Is it fair that medical debt reduce a consumer’s FICO Score? That is the question being batted around in the Consumer Protection and Credit arena. The goal is to protect consumers from unfair credit damage but the implications to anybody who uses a FICO Score to evaluate credit are significant.
Medical debt is exactly the same as any other debt in terms of the Creditor’s right to litigate. If this debt is devalued as a factor in FICO Scores you will be given a score that does not reflect that danger.
For example, if you need a FICO Score of 650 or higher to grant credit or tenancy a debtor with a lot of Medical debt may have a score of 650 under a restructured scoring system but be just as likely to default as a current $600 score. A similar applicant also has a 650 FICO Score with no Medical debt, but here the figure is a more accurate reflection of actual credit risk.
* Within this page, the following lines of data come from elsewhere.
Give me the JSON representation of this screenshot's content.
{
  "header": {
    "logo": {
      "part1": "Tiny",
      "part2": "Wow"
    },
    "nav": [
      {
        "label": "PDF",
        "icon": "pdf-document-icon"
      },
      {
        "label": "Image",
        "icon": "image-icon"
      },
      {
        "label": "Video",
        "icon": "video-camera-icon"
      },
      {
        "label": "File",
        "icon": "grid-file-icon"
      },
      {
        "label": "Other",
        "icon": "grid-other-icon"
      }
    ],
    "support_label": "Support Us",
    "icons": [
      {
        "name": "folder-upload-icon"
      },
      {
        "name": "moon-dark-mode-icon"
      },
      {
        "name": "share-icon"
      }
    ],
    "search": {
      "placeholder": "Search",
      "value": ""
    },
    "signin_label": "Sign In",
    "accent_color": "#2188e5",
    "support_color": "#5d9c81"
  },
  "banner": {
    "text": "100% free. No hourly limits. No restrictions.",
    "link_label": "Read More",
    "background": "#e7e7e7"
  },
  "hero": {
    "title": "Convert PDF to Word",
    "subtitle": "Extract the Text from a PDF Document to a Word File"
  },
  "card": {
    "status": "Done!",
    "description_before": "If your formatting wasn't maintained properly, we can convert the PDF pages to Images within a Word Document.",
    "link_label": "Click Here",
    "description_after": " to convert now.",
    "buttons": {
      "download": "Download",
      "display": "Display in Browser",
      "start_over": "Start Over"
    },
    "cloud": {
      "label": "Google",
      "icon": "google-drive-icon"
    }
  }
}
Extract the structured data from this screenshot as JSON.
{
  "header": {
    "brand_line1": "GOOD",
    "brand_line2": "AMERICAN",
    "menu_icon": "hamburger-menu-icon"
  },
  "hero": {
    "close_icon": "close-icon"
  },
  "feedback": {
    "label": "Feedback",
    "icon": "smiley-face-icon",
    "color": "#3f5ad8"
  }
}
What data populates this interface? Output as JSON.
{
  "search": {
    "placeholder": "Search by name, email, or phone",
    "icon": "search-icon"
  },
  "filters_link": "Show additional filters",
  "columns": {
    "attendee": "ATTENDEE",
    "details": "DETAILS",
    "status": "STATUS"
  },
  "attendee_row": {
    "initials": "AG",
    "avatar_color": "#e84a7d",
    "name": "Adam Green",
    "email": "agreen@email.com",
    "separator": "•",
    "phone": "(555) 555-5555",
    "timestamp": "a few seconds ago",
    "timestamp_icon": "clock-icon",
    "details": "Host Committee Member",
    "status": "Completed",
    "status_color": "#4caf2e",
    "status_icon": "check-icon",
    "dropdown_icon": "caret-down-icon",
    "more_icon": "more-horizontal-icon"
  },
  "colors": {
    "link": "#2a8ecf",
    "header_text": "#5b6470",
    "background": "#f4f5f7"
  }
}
Already small Medical bills are not reflected in FICO Scores. Fairness is not the issue. What matters here is your ability to make a critical judgment on the credit worthiness of a prospect. From your prospective, all debt must be considered equally because it all affects a consumer’s ability to pay bills.
When you evaluate Credit, don’t just look at the FICO Score. Go down the page and take a look at charge offs, collection accounts and other indications of unpaid Medical debt. If there is a lot of it, it could cause you problems even if it isn’t reflected fully in the FICO Score.
At this time, there doesn’t seem to be any reevaluation going on regarding other categories of bad debt. Medical debt, however, makes up a large segment of consumer debt and it will, if implemented, alter FICO Score results and will eventually cause you to make a FICO based decision that will cause you financial harm.
I will keep you informed of what happens here. Sometimes these attempts at ‘fairness’ con never consider that when the consumer gets a ‘break’ the Creditor gets hurt. There’s nothing fair about that.
Do you want a system that allows creditors to ignore some Medical bills with no credit repercussions? How could that possibly help?